The text gives us invaluable information concerning the historical significance and attribution of the whole ensemble within its artistic and religious context. There is a mention of Sobek, the crocodile god, in Crocodilopolis, the principal centre of the Faiyum Oasis. We learn of the subject's name with an important clue to his genealogy, since his mother's name Seruch-ib is given. There are three stelai of the Middle Kingdom in Cairo  mentioning a man of this name and matronymic. This identity and genealogical information may allow us to infer that he might be the same person, which, if it were so, would give us the name and occupation of his father and other relatives. However, there are differences that give rise to doubt. But on a stele in London  there is Seneb-su-ma with exactly the same array of titles as here but unfortunately no genealogical reference.
Within present knowledge it is impossible to tell whether all these sculptures refer to the same keeper of the seals and chief of the sealers. There are thirty-one known scarabs of a certain "keeper of the seals, sole secretary and chief of the sealers" bearing the same name. The only difference is that the titles "hereditary prince and count" are absent on all the scarabs. In fact the scarabs list all his actual titles whereas the two missing epithets are high honours surely awarded to Seneb-su-ma towards the end of his career. This, in addition to the inscription, indicates that the present portrait shows him towards the end of his life, which is in keeping with some of his features.
Simpson, W.K.: The terrace of the great god at Abydos (New Haven, 1974), pl. 26-27. - Smith, W.S.: The Art and Architecture of Ancient Egypt (rev. ed. W.K.Simpson, Harmondsworth, 1981), p. 183. - Franke, D.: Personendaten aus dem Mittleren Reich (Wiesbaden, 1984), Dossier 668. - id.: Oudheidkundige Mededelingen uit het Rijksmuseum van Oudheden te Leiden 68, 1988, pp. 61-64. - Schoske, S.: Statue Amenemhets III., MüJb 3. Folge, vol. XXXIX, 1988, p. 210. - id.: Statue eines beleibten Mannes, MüJb 3. Folge, vol. XLIII, 1992, pp. 177-181.

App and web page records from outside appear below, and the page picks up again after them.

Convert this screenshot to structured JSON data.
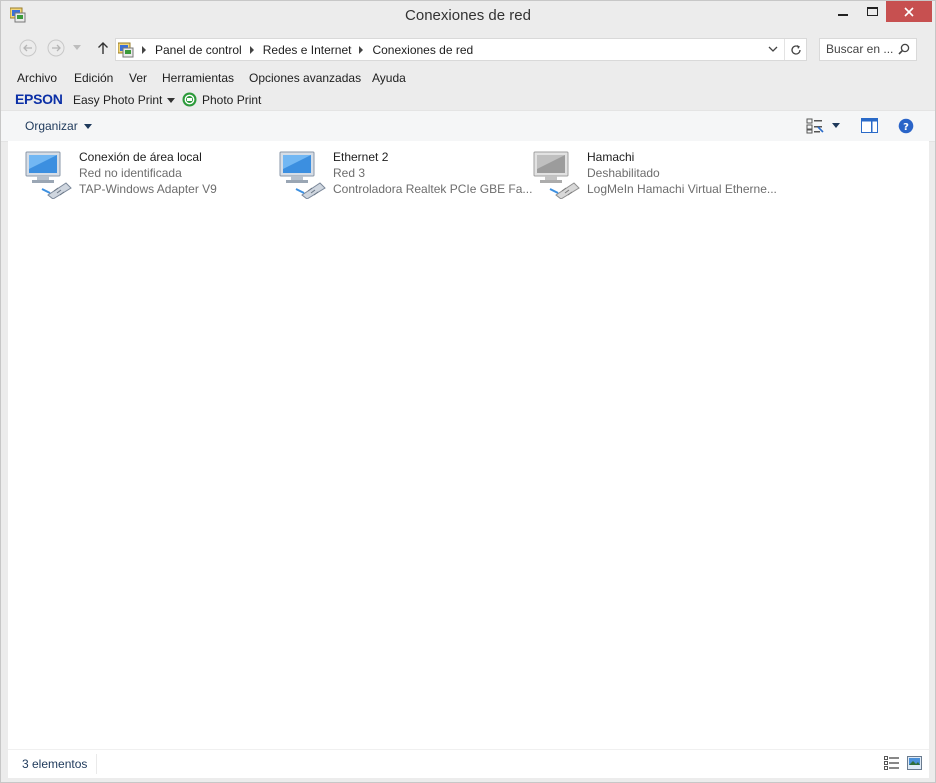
{
  "window": {
    "title": "Conexiones de red",
    "icon": "network-connections-icon",
    "controls": [
      "minimize-icon",
      "maximize-icon",
      "close-icon"
    ]
  },
  "addressbar": {
    "breadcrumbs": [
      "Panel de control",
      "Redes e Internet",
      "Conexiones de red"
    ]
  },
  "search": {
    "placeholder": "Buscar en ..."
  },
  "menu": [
    "Archivo",
    "Edición",
    "Ver",
    "Herramientas",
    "Opciones avanzadas",
    "Ayuda"
  ],
  "epson": {
    "logo": "EPSON",
    "easy_photo_print": "Easy Photo Print",
    "photo_print": "Photo Print"
  },
  "commandbar": {
    "organize": "Organizar"
  },
  "connections": [
    {
      "name": "Conexión de área local",
      "status": "Red no identificada",
      "adapter": "TAP-Windows Adapter V9",
      "state": "enabled"
    },
    {
      "name": "Ethernet 2",
      "status": "Red  3",
      "adapter": "Controladora Realtek PCIe GBE Fa...",
      "state": "enabled"
    },
    {
      "name": "Hamachi",
      "status": "Deshabilitado",
      "adapter": "LogMeIn Hamachi Virtual Etherne...",
      "state": "disabled"
    }
  ],
  "statusbar": {
    "count": "3 elementos"
  },
  "colors": {
    "close_button": "#c75050",
    "link_text": "#1e395b",
    "epson_blue": "#0b2fa6",
    "secondary_text": "#6d6d6d"
  }
}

We are much indebted to Jürgen Settgast, who very kindly gave us permission to publish the translation he had made of the inscription for private use in October 1983, accompanied by certain comments.
1 See the statue of a high official in Munich (Schoske, S.: MüJb 3. Folge, vol. XLIII, 1992, pp. 177-181 fig. 3-5) and Louvre E 27153 (Delange, E.: Catalogue des statues égyptiennes du Moyen Empire. Musée du Louvre <Paris, 1987>, p. 211 ff.).
2 The figure probably made in the same fashion as the copper statue of a high official in Munich (see footnote 1), where it is stated: "... feet, base and underside of apron cast separately".
3 As also for the bust of Amenemhat III, cat. no. 36. This is also how the outline of the eyes of the Louvre high official (see footnote 1) is described. However, for the standing king in Munich (Staatliche Sammlung Ägyptischer Kunst ÄS 6982: Schoske, S.: MüJb 3. Folge, vol. XXXIX, 1988, pp. 207-210) the outline of the eyes is stated as being inlaid with electrum, but for the statue of a high official in the same museum (see footnote 1), the eye inlays are said to be of silver. It is to be noted that silver on Egyptian objects is seldom pure since it was used as an alloy with gold and copper; thus without analysis it is difficult to differentiate between silver and electrum (verbal communication A. Giumlia-Mair, 26-27 November 1994).
4 Which probably goes back to the time of casting; for a similar occurrence, see Schoske, S.: loc. cit. (footnote 1).
5 Wildung. D.: L'Age d'Or de l'Egypte. Le Moyen Empire (Fribourg, 1984) p. 100.
6 National Museum, Catalogue général, nos. 20075,
7 British Museum 252.